**WHAT IS EXPECTED:** What you give back must match the records below word for word.

(Element data from apps and pages)
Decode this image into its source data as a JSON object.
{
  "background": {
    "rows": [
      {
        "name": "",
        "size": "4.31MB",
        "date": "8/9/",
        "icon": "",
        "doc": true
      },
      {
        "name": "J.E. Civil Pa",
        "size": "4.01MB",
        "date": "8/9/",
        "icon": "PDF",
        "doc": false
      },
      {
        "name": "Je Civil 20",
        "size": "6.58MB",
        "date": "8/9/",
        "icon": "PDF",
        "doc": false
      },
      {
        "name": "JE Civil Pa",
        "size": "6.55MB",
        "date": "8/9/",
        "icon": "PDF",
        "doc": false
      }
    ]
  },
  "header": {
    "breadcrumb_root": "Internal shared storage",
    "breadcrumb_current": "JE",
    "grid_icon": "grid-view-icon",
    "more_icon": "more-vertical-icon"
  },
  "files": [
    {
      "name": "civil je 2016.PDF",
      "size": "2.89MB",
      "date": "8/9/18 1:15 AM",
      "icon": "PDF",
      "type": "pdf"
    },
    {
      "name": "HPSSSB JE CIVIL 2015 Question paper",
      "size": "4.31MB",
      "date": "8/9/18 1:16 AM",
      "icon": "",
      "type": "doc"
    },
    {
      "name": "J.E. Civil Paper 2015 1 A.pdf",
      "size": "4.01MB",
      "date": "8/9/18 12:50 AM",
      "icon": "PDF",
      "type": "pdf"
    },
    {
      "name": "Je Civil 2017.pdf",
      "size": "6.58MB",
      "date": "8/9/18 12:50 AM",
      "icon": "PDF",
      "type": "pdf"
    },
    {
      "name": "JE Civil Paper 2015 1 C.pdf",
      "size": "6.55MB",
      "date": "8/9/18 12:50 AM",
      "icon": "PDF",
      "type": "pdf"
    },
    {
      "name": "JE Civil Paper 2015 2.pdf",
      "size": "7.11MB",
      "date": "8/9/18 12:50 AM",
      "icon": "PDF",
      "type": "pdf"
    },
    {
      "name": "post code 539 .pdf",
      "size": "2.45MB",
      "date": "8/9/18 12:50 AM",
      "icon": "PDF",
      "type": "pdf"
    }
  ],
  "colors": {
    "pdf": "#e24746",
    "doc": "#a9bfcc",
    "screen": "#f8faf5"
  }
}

**ANSWER TO THIS PROBLEM:**
Decode this image into its source data as a JSON object.
{
  "background": {
    "rows": [
      {
        "name": "",
        "size": "4.31MB",
        "date": "8/9/",
        "icon": "",
        "doc": true
      },
      {
        "name": "J.E. Civil Pa",
        "size": "4.01MB",
        "date": "8/9/",
        "icon": "PDF",
        "doc": false
      },
      {
        "name": "Je Civil 20",
        "size": "6.58MB",
        "date": "8/9/",
        "icon": "PDF",
        "doc": false
      },
      {
        "name": "JE Civil Pa",
        "size": "6.55MB",
        "date": "8/9/",
        "icon": "PDF",
        "doc": false
      }
    ]
  },
  "header": {
    "breadcrumb_root": "Internal shared storage",
    "breadcrumb_current": "JE",
    "grid_icon": "grid-view-icon",
    "more_icon": "more-vertical-icon"
  },
  "files": [
    {
      "name": "civil je 2016.PDF",
      "size": "2.89MB",
      "date": "8/9/18 1:15 AM",
      "icon": "PDF",
      "type": "pdf"
    },
    {
      "name": "HPSSSB JE CIVIL 2015 Question paper",
      "size": "4.31MB",
      "date": "8/9/18 1:16 AM",
      "icon": "",
      "type": "doc"
    },
    {
      "name": "J.E. Civil Paper 2015 1 A.pdf",
      "size": "4.01MB",
      "date": "8/9/18 12:50 AM",
      "icon": "PDF",
      "type": "pdf"
    },
    {
      "name": "Je Civil 2017.pdf",
      "size": "6.58MB",
      "date": "8/9/18 12:50 AM",
      "icon": "PDF",
      "type": "pdf"
    },
    {
      "name": "JE Civil Paper 2015 1 C.pdf",
      "size": "6.55MB",
      "date": "8/9/18 12:50 AM",
      "icon": "PDF",
      "type": "pdf"
    },
    {
      "name": "JE Civil Paper 2015 2.pdf",
      "size": "7.11MB",
      "date": "8/9/18 12:50 AM",
      "icon": "PDF",
      "type": "pdf"
    },
    {
      "name": "post code 539 .pdf",
      "size": "2.45MB",
      "date": "8/9/18 12:50 AM",
      "icon": "PDF",
      "type": "pdf"
    }
  ],
  "colors": {
    "pdf": "#e24746",
    "doc": "#a9bfcc",
    "screen": "#f8faf5"
  }
}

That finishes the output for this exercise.